The Grapevine

Luke Richardson is the sommelier at wine bar Le Di-Vin in Edinburgh. In his column for SLTN he shares his thoughts on all things wine-related and answers your questions about wine. If you have a question for Luke email it to

luke richardson
Picture: Isabel Kronenberger

Hi all, and welcome back to my monthly wine column.

This time we are going to look at the Chardonnay grape variety, which might very well take two or more columns to attempt to cover, mainly because Chardonnay can be made into nearly every white wine style there is – from the crisp, mineral and taut style of a good Chablis, through the medium-bodied and fruity unoaked styles that account for a good chunk of this grape variety’s production, to the rich, buttery and oaky style you would find in California and the myriad of styles available in the grape’s spiritual home, Burgundy!

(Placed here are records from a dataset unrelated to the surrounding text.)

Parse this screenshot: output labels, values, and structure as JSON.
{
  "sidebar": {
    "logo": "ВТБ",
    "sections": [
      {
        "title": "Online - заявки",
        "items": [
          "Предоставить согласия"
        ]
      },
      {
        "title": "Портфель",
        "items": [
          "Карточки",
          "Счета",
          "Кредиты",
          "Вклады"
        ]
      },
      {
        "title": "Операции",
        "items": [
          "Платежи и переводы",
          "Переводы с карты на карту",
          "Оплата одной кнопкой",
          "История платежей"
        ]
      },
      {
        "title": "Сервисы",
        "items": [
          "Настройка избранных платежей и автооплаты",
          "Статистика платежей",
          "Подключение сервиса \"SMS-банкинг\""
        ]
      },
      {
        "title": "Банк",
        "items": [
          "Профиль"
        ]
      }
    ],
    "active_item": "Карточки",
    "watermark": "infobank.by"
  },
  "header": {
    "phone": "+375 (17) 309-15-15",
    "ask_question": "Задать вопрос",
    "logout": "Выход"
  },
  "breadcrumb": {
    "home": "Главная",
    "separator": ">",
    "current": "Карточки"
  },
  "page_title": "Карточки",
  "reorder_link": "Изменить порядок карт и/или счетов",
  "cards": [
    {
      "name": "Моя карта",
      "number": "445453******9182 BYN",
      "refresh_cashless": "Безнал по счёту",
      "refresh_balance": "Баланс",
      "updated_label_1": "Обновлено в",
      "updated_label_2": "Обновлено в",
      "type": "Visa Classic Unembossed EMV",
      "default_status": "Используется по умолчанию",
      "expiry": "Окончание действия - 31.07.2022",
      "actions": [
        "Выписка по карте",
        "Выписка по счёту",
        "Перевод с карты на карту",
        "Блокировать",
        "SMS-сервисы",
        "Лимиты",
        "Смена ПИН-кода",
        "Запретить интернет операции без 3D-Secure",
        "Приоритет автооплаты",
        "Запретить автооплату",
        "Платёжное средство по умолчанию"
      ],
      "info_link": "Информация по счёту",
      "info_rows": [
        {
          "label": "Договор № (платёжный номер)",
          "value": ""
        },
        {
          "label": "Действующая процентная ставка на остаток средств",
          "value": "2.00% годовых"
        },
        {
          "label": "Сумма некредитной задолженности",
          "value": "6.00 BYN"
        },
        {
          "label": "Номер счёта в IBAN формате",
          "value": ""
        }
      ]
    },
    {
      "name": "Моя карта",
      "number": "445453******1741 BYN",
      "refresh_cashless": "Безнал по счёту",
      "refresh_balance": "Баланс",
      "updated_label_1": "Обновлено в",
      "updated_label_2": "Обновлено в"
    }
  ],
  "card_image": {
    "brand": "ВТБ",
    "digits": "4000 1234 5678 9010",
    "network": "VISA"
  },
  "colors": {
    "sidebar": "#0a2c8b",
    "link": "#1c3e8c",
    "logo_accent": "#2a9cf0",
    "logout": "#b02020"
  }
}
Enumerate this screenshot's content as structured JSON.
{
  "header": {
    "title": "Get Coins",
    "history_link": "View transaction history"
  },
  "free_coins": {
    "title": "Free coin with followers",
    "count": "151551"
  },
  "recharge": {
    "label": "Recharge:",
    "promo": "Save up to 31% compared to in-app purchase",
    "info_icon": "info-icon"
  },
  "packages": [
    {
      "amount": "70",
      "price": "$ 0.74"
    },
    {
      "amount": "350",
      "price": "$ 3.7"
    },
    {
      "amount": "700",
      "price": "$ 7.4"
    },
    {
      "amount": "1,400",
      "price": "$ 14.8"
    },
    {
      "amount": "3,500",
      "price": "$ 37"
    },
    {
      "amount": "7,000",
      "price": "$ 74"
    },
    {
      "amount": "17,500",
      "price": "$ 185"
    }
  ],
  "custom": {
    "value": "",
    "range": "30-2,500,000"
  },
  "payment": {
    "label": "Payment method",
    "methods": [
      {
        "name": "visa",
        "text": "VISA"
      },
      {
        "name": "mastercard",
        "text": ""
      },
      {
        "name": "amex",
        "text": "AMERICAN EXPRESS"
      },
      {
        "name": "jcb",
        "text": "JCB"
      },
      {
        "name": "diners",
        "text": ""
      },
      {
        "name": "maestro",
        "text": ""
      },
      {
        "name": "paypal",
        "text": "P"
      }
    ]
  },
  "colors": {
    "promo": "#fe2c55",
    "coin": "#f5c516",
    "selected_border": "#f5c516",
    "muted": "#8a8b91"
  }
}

It is the most versatile white grape out there, and very much a winemaker’s favourite – often seen as a good grape to use as a starter, to break into the world of wine.

Firstly, let’s look at what affects the flavours of Chardonnay – in a lot of ways, it is a very neutral grape that relies on the terroir and the finishing method for many of its flavours… but there are a few general attributes that can be noted.

For a start, the climate is hugely important – cool climate Chardonnay tends to be on the lighter end of the spectrum, with crisp acidity and often without oak influence. These unoaked styles tend to have similar flavours to greengage, apple or pear, with just a little texture in the mouth and a lemon-like acidity on the finish.

As the climates get hotter, the fruit tends to change to a riper style – think peach, melon or guava, and, although the acidity is still roughly citrus, it’s more like a baked lemon style – a little less bright, a touch more mellow.

In really hot climates, the fruit flavours taste more like fig, honey, mango or even banana – the super sweet fruits. This does not mean that the wines themselves have any more sweetness to them, but the flavours they remind us of get riper the hotter the climate is.

The next thing to take into account is the way that the wine has been aged – ie. if it was aged in oak barrels, what type of oak was used, and for how long was the wine in contact with said oak? The longer the oak is in contact with the wine, the more of an influence it will have.

The main flavour influencers from oak-ageing are either toasty, smoky flavours (from using new oak barrels) or nutty, buttery flavours (from using older oak barrels). For example, if you make a wine and age it for three or four months in new oak, there will be a hint of toasty and smoky flavours on the finish of the wine, but it will retain most of its acidity and freshness with just a hint of richness to the texture.

If you left the same wine for, say, a year in new oak barrels, the smoky and toasty flavours would be much stronger, and that longer period of time on the oak would also mute down the acidity to make the wine seem much fatter and richer.

Although generalisations can be problematic in the world of wine, the hotter climate wines tend to lend themselves more to heavy oak-ageing, as the generosity of those riper fruits soak up some of the more acrid flavours of the oak.

Next time we will look at some examples, but until then, cheers!